But the park bench is our meeting place, we don't see why we should move.


As kids, we had nothing, but once we got our wings, man, well you've got to fly, right?


My pal Rudi, he's a tough guy. You wouldn't want to mess with him. He likes to live life at the sharp end.

Jeez, there was one time, man, Rudi was beating up on this blue-job. Would've killed him too, if the Bigs hadn't turned up.

Here's some of the gang, just hanging at the bench.

And this is me and Sympetra, making out on the bench.

This neighbourhood won't be here forever. Live fast, die young, that's our motto. I guess when the Winter comes, that will be that. Like I said, we're living for the now.

You Bigs just don't understand.

One man went to mow

Another decent bit of weather for a Saturday morning and the lure of an amble around our local nature reserve proved too tempting.

The Admiral and I had the good fortune to arrive just as temperatures were hitting optimum for our favourite insects. We could see darters, hawkers and damsels out over the water and we watched, amazed, as the activity suddenly changed emphasis and headed in our direction.

The hawkers moved off the water, over the reeds, across the path where we were stood, then settled on the gorse and dog rose hedge behind us. Maximum sun, check, minimum breeze, check. They're consistent, you have to give 'em credit. I must admit, I'd never before witnessed such a slick, seemingly co-ordinated manoeuvre from a group of dragons. I took a few shots of male Migrant Hawkers and then we pottered along a bit further. 

Stopping to scan a likely spot, but not seeing anything, our attention was diverted by a single Lapwing call.

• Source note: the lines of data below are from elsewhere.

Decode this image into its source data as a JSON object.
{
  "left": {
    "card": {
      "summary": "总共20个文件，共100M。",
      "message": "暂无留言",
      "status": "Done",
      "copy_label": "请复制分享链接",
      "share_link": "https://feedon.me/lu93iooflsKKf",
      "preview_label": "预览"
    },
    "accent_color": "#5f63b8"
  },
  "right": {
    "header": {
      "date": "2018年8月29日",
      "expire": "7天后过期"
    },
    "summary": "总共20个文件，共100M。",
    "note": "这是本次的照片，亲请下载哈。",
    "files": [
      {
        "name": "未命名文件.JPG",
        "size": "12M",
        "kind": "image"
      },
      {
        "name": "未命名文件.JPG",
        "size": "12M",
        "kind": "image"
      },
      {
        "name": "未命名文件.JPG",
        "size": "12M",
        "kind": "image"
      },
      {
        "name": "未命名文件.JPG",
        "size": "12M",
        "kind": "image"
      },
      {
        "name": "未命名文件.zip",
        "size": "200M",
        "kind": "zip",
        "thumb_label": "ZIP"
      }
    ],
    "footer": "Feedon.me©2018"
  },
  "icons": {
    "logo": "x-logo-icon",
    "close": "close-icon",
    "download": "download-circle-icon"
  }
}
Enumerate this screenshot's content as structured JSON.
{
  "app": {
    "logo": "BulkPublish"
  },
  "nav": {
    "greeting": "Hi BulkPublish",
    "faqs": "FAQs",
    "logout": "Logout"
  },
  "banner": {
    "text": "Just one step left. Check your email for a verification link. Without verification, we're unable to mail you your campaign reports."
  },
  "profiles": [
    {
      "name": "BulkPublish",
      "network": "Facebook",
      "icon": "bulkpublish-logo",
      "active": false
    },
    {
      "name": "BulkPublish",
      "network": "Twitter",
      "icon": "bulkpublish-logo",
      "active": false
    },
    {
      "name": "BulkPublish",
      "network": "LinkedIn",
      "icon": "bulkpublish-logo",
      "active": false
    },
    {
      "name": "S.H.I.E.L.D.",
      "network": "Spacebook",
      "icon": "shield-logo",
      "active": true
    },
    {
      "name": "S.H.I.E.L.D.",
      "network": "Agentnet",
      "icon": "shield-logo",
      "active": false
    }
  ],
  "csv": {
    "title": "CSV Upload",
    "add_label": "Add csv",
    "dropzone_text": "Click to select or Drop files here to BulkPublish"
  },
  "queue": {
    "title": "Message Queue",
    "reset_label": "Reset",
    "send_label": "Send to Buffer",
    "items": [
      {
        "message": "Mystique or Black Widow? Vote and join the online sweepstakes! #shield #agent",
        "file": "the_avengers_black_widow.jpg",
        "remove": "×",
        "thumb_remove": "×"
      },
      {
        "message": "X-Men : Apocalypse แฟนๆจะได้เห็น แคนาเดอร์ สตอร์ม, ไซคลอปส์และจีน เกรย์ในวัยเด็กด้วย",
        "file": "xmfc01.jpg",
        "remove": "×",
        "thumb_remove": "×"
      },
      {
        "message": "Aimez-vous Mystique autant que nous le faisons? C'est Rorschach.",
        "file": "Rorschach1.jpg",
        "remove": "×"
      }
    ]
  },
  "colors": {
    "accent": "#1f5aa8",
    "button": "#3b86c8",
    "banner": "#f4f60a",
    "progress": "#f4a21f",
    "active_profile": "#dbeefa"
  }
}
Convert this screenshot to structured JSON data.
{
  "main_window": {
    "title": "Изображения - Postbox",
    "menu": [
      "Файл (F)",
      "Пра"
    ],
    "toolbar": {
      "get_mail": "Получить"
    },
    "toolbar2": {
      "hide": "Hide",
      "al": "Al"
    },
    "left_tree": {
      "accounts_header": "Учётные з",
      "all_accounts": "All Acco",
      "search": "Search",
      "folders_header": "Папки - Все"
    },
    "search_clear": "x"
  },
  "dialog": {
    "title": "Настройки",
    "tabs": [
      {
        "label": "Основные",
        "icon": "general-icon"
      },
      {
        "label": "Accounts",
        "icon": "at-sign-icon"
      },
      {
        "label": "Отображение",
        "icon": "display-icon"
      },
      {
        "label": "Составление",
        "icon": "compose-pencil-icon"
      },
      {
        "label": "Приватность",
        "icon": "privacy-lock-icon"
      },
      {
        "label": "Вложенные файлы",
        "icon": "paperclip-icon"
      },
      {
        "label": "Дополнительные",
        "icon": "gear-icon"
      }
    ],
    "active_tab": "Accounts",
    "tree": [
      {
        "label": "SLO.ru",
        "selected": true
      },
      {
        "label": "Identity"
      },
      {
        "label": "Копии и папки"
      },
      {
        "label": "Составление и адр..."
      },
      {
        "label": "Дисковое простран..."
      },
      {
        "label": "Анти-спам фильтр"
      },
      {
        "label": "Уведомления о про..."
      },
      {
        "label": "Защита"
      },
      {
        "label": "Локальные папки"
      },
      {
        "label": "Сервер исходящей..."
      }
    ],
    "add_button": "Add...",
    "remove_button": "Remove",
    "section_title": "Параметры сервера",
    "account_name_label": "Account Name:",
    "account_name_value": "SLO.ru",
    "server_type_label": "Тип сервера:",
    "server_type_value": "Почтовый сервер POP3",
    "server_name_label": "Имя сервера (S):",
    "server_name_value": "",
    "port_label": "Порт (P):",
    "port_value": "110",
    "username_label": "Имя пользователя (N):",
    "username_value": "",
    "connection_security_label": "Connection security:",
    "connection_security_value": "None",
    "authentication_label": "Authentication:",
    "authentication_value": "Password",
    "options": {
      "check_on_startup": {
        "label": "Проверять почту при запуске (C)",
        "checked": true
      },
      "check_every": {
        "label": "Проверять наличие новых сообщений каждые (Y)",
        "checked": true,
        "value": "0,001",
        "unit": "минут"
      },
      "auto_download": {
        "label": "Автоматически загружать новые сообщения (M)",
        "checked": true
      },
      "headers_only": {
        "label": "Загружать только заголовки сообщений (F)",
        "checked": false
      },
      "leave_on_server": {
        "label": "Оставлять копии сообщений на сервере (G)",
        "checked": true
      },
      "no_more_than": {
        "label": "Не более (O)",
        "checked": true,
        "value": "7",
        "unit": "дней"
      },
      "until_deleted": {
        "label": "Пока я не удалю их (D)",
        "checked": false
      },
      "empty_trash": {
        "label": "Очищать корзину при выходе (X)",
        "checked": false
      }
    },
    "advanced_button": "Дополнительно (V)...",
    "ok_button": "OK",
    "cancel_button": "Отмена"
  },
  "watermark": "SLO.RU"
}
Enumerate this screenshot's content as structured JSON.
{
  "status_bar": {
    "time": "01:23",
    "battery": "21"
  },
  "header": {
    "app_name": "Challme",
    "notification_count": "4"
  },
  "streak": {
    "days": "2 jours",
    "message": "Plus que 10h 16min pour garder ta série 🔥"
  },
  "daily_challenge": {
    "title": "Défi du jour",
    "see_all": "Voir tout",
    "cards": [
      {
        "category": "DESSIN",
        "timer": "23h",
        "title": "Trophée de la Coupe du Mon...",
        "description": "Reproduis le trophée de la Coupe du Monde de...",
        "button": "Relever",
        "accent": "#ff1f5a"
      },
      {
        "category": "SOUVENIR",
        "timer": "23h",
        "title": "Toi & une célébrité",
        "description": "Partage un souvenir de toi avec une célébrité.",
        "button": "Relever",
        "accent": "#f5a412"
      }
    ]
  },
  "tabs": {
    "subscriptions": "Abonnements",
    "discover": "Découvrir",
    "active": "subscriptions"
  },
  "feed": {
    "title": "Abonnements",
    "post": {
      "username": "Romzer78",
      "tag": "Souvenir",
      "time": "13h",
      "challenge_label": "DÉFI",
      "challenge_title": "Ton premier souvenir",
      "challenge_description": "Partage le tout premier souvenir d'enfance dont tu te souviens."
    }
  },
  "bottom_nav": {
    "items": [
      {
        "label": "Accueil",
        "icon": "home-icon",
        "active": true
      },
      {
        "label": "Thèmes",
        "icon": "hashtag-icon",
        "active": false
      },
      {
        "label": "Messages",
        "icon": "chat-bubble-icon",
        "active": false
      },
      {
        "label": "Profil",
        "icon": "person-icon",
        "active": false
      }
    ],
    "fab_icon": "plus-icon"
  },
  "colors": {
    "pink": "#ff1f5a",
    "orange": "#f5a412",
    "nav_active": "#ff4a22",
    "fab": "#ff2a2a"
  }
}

Looking up, we saw a huge flock of about 500 of these plovers drifting across the sky, whilst they decided whether to drop on to the bund in the main lake. 

Resetting our sights to the lowly vegetation, we were surprised to discover a male Southern Hawker, now roosted where we had previously been looking. Again, I was lucky to be able to take a few shots without disturbing it.

At the far end of the reserve, we heard a Cetti's Warbler calling, before spotting a pair of Ruddy Darters "in cop" and discovering several female Migrant Hawkers roosted on the hedges.

The return journey was even warmer. The wood of one of the benches was heating up nicely and had eight darters perched on it, soaking up the rays, directly and indirectly. But that's another story... 

After lunch, I bit the bullet and decided to mow the lawn, despite its dampness. With more rain forecast, it seemed like a good idea. This proved to be the case, because otherwise I wouldn't have gone out and looked at the pond. For there, perched on a rush leaf, was a newly-emerged male Common Darter, a full two months after his brethren had left the aquatic world and taken to the skies. Sadly, due to his quirky timing, it's unlikely that he will see out his expected life span before the frosts take hold and the dragonfly season comes to an end for another year.